While it may seem counterintuitive, Glennon Doyle’s envy was the key for discovering her purpose of uplifting women through her writing. By recognizing her jealously and choosing to use it as fuel for supporting others, she was able to find her greatest strength and gift.
As Doyle is fond of saying, “Feelings are for feeling,” and envy is no exception. When it arises, I think envy is telling us something about ourselves. In Doyle’s case, her jealousy of other inspirational writers was a signal that she was meant to be a leader in this space. On the other hand, the absence of jealously when she learned of her husband’s indiscretions was likely a sign that he wasn’t the right person for her in the end.
“Being human is not hard because you’re doing it wrong, it’s hard because you’re doing it right.“-Doyle
In the broader context of fighting to find your purpose, however, I think the biggest takeaway from Glennon Doyle is that envy can show us our true calling if we take the time to listen. By paying attention to this emotion when it arises, we too can start to read the signs and hear where our own inner voice is nudging us to go.
However, I don’t think this necessarily means I need to psychoanalyze my envy for the person who owns the mansion. Instead of looking at the things or lifestyles or experiences we wish we had, I think it could be more useful to think about people who are pursuing a path we wish we could take, or maybe thought we would take when we were younger.
I’ve always been envious of writers (including Glennon Doyle), so I think this could be more evidence that I’m following the right path. This whole global pandemic has put a wrench in everyone’s plans, including my own, but I’m going to use wide discretion here and self-servingly interpret it as positive reinforcement.
And who knows? By recognizing who we’re envious of and using that to find our purpose, we could end up living in a mansion on a golf course in the future (or my dream home, a villa in Tuscany).

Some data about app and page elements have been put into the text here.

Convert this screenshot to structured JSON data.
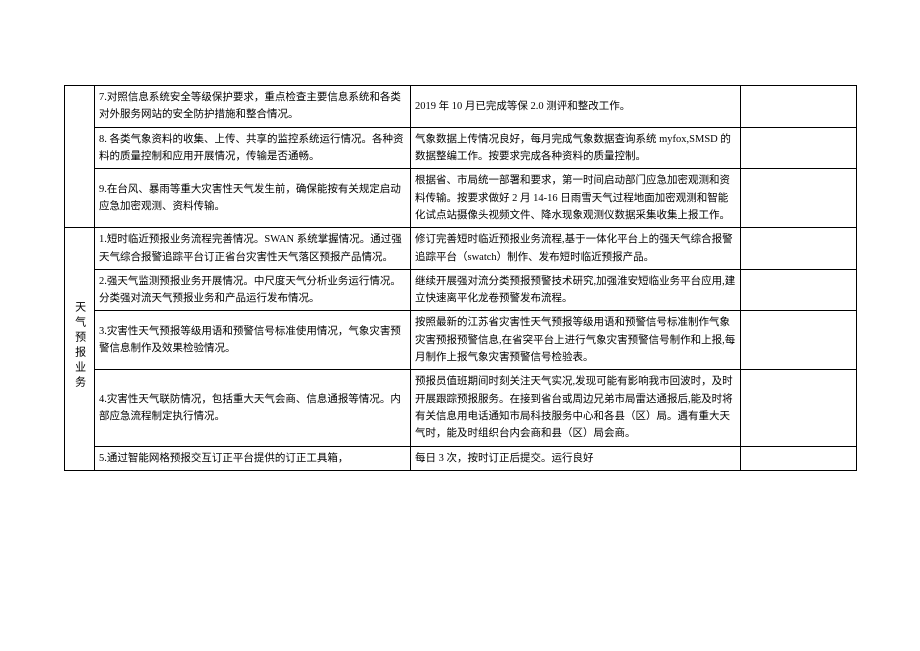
{
  "section1": {
    "rows": [
      {
        "item": "7.对照信息系统安全等级保护要求，重点检查主要信息系统和各类对外服务网站的安全防护措施和整合情况。",
        "note": "2019 年 10 月已完成等保 2.0 测评和整改工作。",
        "extra": ""
      },
      {
        "item": "8. 各类气象资料的收集、上传、共享的监控系统运行情况。各种资料的质量控制和应用开展情况，传输是否通畅。",
        "note": "气象数据上传情况良好，每月完成气象数据查询系统 myfox,SMSD 的数据整编工作。按要求完成各种资料的质量控制。",
        "extra": ""
      },
      {
        "item": "9.在台风、暴雨等重大灾害性天气发生前，确保能按有关规定启动应急加密观测、资料传输。",
        "note": "根据省、市局统一部署和要求，第一时间启动部门应急加密观测和资料传输。按要求做好 2 月 14-16 日雨雪天气过程地面加密观测和智能化试点站摄像头视频文件、降水现象观测仪数据采集收集上报工作。",
        "extra": ""
      }
    ]
  },
  "section2": {
    "category": "天气预报业务",
    "rows": [
      {
        "item": "1.短时临近预报业务流程完善情况。SWAN 系统掌握情况。通过强天气综合报警追踪平台订正省台灾害性天气落区预报产品情况。",
        "note": "修订完善短时临近预报业务流程,基于一体化平台上的强天气综合报警追踪平台（swatch）制作、发布短时临近预报产品。",
        "extra": ""
      },
      {
        "item": "2.强天气监测预报业务开展情况。中尺度天气分析业务运行情况。分类强对流天气预报业务和产品运行发布情况。",
        "note": "继续开展强对流分类预报预警技术研究,加强淮安短临业务平台应用,建立快速离平化龙卷预警发布流程。",
        "extra": ""
      },
      {
        "item": "3.灾害性天气预报等级用语和预警信号标准使用情况，气象灾害预警信息制作及效果检验情况。",
        "note": "按照最新的江苏省灾害性天气预报等级用语和预警信号标准制作气象灾害预报预警信息,在省突平台上进行气象灾害预警信号制作和上报,每月制作上报气象灾害预警信号检验表。",
        "extra": ""
      },
      {
        "item": "4.灾害性天气联防情况，包括重大天气会商、信息通报等情况。内部应急流程制定执行情况。",
        "note": "预报员值班期间时刻关注天气实况,发现可能有影响我市回波时，及时开展跟踪预报服务。在接到省台或周边兄弟市局雷达通报后,能及时将有关信息用电话通知市局科技服务中心和各县（区）局。遇有重大天气时，能及时组织台内会商和县（区）局会商。",
        "extra": ""
      },
      {
        "item": "5.通过智能网格预报交互订正平台提供的订正工具箱，",
        "note": "每日 3 次，按时订正后提交。运行良好",
        "extra": ""
      }
    ]
  }
}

Then again, it could simply mean a future where we’re living purpose-filled lives in which those mansions and villas (or whatever you currently covet) don’t make us feel envious at all.